Action item: Every line holding "about" should be copied from the records below.

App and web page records
○ ○ ○ ○ ○ ○ ○

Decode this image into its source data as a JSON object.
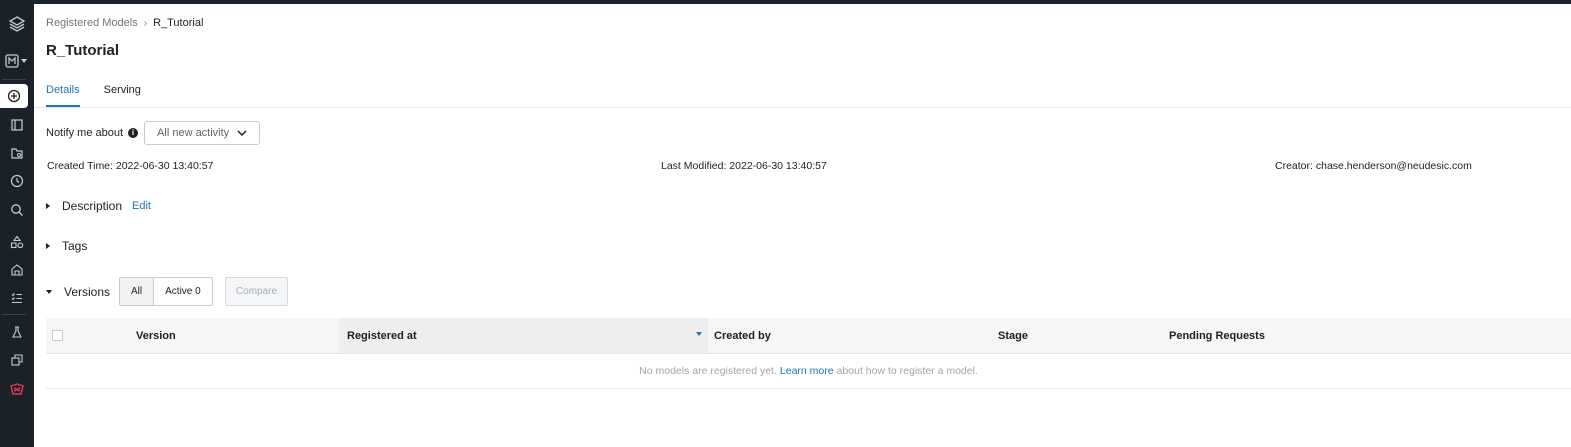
{
  "breadcrumb": {
    "parent": "Registered Models",
    "current": "R_Tutorial"
  },
  "page_title": "R_Tutorial",
  "tabs": [
    {
      "label": "Details",
      "active": true
    },
    {
      "label": "Serving",
      "active": false
    }
  ],
  "notify": {
    "label": "Notify me about",
    "selected": "All new activity"
  },
  "meta": {
    "created_label": "Created Time:",
    "created_value": "2022-06-30 13:40:57",
    "modified_label": "Last Modified:",
    "modified_value": "2022-06-30 13:40:57",
    "creator_label": "Creator:",
    "creator_value": "chase.henderson@neudesic.com"
  },
  "sections": {
    "description": "Description",
    "edit": "Edit",
    "tags": "Tags",
    "versions": "Versions"
  },
  "versions_filter": {
    "all": "All",
    "active": "Active 0",
    "compare": "Compare"
  },
  "table": {
    "columns": [
      "Version",
      "Registered at",
      "Created by",
      "Stage",
      "Pending Requests"
    ],
    "empty_before": "No models are registered yet.",
    "empty_link": "Learn more",
    "empty_after": "about how to register a model."
  },
  "sidebar_icons": [
    "layers-icon",
    "workspace-icon",
    "create-icon",
    "notebook-icon",
    "folder-icon",
    "history-icon",
    "search-icon",
    "shapes-icon",
    "repo-icon",
    "tasks-icon",
    "experiments-icon",
    "models-icon",
    "serving-icon"
  ],
  "colors": {
    "accent": "#2272b4",
    "sidebar": "#1b2128",
    "serving_icon": "#e8365a"
  }
}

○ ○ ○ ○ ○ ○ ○

Answer to this problem:
    "label": "Notify me about",
    "empty_after": "about how to register a model."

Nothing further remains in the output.